For virtual online diffies, see the National Library of Virtual Manipulatives’ Diffy page:
For blank downloadable diffies, see SOESD’s math resources page
More Extensions
How would this look on a Number Line?
Assuming you let
the area of the
hexagon = 1
Students can use a number line to mark or locate their progress.
(This initially might be a good job for the banker.)
A game’s progress might be plotted like this (for the winner):
Notice that this person’s
winning roll of 1/3 took her
beyond 7, the value of the
flower (6 hexagons + 2
How would this look with egg cartons?
Egg cartons will handle wholes, halves, thirds, fourths, sixths, and twelfths,
so the same die could be used with this other medium or another die could
be used: a 12-sided blank, for example, could be filled with these eleven
faces, plus either zero or 1 for the twelfth face:
1/12, 1/6, 1/4, 1/3, 5/12, 1/2, 7/12, 2/3, 3/4, 5/6, 11/12
race for the equivalent of a
pattern block flower
If you define a whole to be the total number of hemispheres in 2 egg cartons,
then you have eighths and twenty-fourths too!
Find Common Denominators as you go
Have students build common denominators with pattern blocks or egg cartons or calculate them. But be
careful not to slow down the game so much that the fun turns into tedium! (A good rule of thumb is that a
game should take 7 (plus or minus 2) rolls to “win” going up and another 7 (plus or minus 2) rolls to “win”
going down.
Still More Extensions
What about racing for other Pattern Block shapes?
Students can design their own goals for race games, determine the
value of their design (what size block will be the unit area, what the
total area is, accordingly).
Let the area of another shape = 1
If the red trapezoid
race for a pattern block mandala
then even numbers are all made up of hexagons
No halves, though! An important ingredient in this extension would be a blank die that you could mark
appropriately. (See “Purchase Dice” below.)
Make new combinations of shapes = 1
=1, then you have tenths
and twentieths
and fifths
—even fourths!
Track Progress by Recording Each Transaction
A crucial difference here is that the recorder finds a common denominator each time. Progress could also
be recorded on a number line rather than in a table.
Ends up with
And so on…
Notice that the “Ends up with” amount
gets brought forward to the new line.
More on Race Games:
“Race Games Overview”
“Race Games: Getting the Feel of Addition and Subtraction”
Let’s Pattern Block It by Peggy McLean, Lee Jenkins and J. McLaughlin $13.95
“This book leads children to understand geometry and number concepts through sequenced problem
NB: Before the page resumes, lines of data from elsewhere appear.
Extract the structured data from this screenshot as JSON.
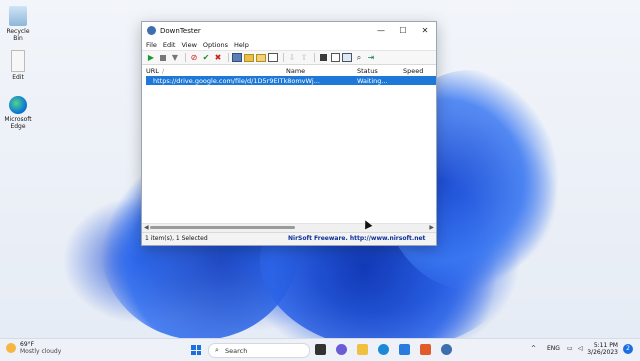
{
  "desktop": {
    "icons": [
      {
        "label": "Recycle Bin",
        "icon": "recycle-bin-icon"
      },
      {
        "label": "Edit",
        "icon": "file-icon"
      },
      {
        "label": "Microsoft Edge",
        "icon": "edge-icon"
      }
    ]
  },
  "window": {
    "title": "DownTester",
    "controls": {
      "minimize": "—",
      "maximize": "☐",
      "close": "✕"
    },
    "menu": [
      "File",
      "Edit",
      "View",
      "Options",
      "Help"
    ],
    "columns": [
      "URL",
      "/",
      "Name",
      "Status",
      "Speed (Bytes"
    ],
    "rows": [
      {
        "url": "https://drive.google.com/file/d/1D5r9EITk8omvWj...",
        "name": "",
        "status": "Waiting...",
        "speed": ""
      }
    ],
    "status_left": "1 item(s), 1 Selected",
    "status_right": "NirSoft Freeware.  http://www.nirsoft.net"
  },
  "taskbar": {
    "weather_temp": "69°F",
    "weather_desc": "Mostly cloudy",
    "search_placeholder": "Search",
    "tray": {
      "chevron": "^",
      "lang": "ENG"
    },
    "time": "5:11 PM",
    "date": "3/26/2023",
    "notification_count": "2"
  },
  "colors": {
    "selection": "#1e78d7",
    "accent": "#1b6fe0"
  }
}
solving activities. Included are activities involving copying designs, counting, equivalence, geometric cover
tasks, addition, inequalities, pattern, sequence, time, symmetry, area, perimeter, and fractions—all using
pattern blocks. Elementary and middle school students will find the activities challenging and fun.”
Virtual Manipulatives:
Pattern Blocks (National Library of Virtual Manipulatives)
Pattern Blocks: Exploring Fractions with Shapes
Fraction Shapes and Drawing Fun Fractions
http://math.rice.edu/~lanius/Patterns/ and http://math.rice.edu/~lanius/Patterns/draw.html
Printable Pattern Blocks www.aug.edu/~lcrawford/Tools/pattern_blocks.pdf
Hand Made Manipulatives http://mason.gmu.edu/~mmankus/Handson/manipulatives.htm
Purchase Pattern Blocks:
Math Learning Center www.mathlearningcenter.org
ETA/Cuisenaire www.etacuisenaire.com
Activity Resources www.activityresources.com
Enasco www.enasco.com
largest selection of all 53 items: www.enasco.com/Search?&q=pattern%20blocks&page=4
Purchase Dice:
For best selection overall, see www.gamestation.net. Also available from Math Learning Center,
ETA/Cuisenaire, Enasco, or Activity Resources. You may want to consider these dice:
6-sided fractions (1, 1/2, 1/3, 1/6, 2/3, 5/6)
6-sided blank
8-sided blank
12-sided blank
2-operator (+ and -)
Math Learning Center’s collection:
revised 6/15/2009
Larry Francis, SOESD Computer Information Services
[email protected] and 541-858-6748
www.soesd.k12.or.us/math/math_resources and www.soesd.k12.or.us/support/training